Micah 6:8; John 13:34; Galatians 3:28-29; 5:13-14; Philippians 2:3-4; Romans 12:10

Article 4: Medicine

We affirm that AI-related advances in medical technologies are expressions of God’s common grace through and for people created in His image and that these advances will increase our capacity to provide enhanced medical diagnostics and therapeutic interventions as we seek to care for all people. These advances should be guided by basic principles of medical ethics, including beneficence, non-maleficence, autonomy, and justice, which are all consistent with the biblical principle of loving our neighbor.

We deny that death and disease—effects of the Fall—can ultimately be eradicated apart from Jesus Christ. Utilitarian applications regarding healthcare distribution should not override the dignity of human life. Fur- 3 thermore, we reject the materialist and consequentialist worldview that understands medical applications of AI as a means of improving, changing, or completing human beings.

Matthew 5:45; John 11:25-26; 1 Corinthians 15:55-57; Galatians 6:2; Philippians 2:4

Article 3: Relationship of AI & Humanity

We affirm the use of AI to inform and aid human reasoning and moral decision-making because it is a tool that excels at processing data and making determinations, which often mimics or exceeds human ability. While AI excels in data-based computation, technology is incapable of possessing the capacity for moral agency or responsibility.

We deny that humans can or should cede our moral accountability or responsibilities to any form of AI that will ever be created. Only humanity will be judged by God on the basis of our actions and that of the tools we create. While technology can be created with a moral use in view, it is not a moral agent. Humans alone bear the responsibility for moral decision making.

Romans 2:6-8; Galatians 5:19-21; 2 Peter 1:5-8; 1 John 2:1

Article 2: AI as Technology

We affirm that the development of AI is a demonstration of the unique creative abilities of human beings. When AI is employed in accordance with God’s moral will, it is an example of man’s obedience to the divine command to steward creation and to honor Him. We believe in innovation for the glory of God, the sake of human flourishing, and the love of neighbor. While we acknowledge the reality of the Fall and its consequences on human nature and human innovation, technology can be used in society to uphold human dignity. As a part of our God-given creative nature, human beings should develop and harness technology in ways that lead to greater flourishing and the alleviation of human suffering.

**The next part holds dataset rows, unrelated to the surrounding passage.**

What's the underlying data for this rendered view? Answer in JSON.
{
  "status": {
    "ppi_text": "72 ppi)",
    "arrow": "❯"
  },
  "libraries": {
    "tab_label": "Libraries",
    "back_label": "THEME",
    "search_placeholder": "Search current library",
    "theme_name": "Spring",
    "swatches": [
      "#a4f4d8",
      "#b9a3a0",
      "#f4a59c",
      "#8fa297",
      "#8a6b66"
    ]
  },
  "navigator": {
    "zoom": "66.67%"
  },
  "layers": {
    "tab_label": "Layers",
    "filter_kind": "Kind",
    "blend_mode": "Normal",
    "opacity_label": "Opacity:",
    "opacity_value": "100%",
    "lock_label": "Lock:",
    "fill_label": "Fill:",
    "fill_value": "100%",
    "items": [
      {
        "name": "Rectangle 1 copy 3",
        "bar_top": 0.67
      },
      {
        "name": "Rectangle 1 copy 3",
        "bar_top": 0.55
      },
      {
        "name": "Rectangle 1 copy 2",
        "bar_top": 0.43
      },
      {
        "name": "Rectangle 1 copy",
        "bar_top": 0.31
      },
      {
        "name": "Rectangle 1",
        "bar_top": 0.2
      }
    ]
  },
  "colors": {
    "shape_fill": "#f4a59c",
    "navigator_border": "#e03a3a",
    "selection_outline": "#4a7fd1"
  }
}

We deny that the use of AI is morally neutral. It is not worthy of man’s hope, worship, or love. Since the Lord Jesus alone can atone for sin and reconcile humanity to its Creator, technology such as AI cannot fulfill humanity’s ultimate needs. We further deny the goodness and benefit of any application of AI that devalues or degrades the dignity and worth of another human being. 

Genesis 2:25; Exodus 20:3; 31:1-11; Proverbs 16:4; Matthew 22:37-40; Romans 3:23

Article 1: Image of God

We affirm that God created each human being in His image with intrinsic and equal worth, dignity, and moral agency, distinct from all creation, and that humanity’s creativity is intended to reflect God’s creative pattern.

We deny that any part of creation, including any form of technology, should ever be used to usurp or subvert the dominion and stewardship which has been entrusted solely to humanity by God; nor should technology be assigned a level of human identity, worth, dignity, or moral agency.

Genesis 1:26-28; 5:1-2; Isaiah 43:6-7; Jeremiah 1:5; John 13:34; Colossians 1:16; 3:10; Ephesians 4:24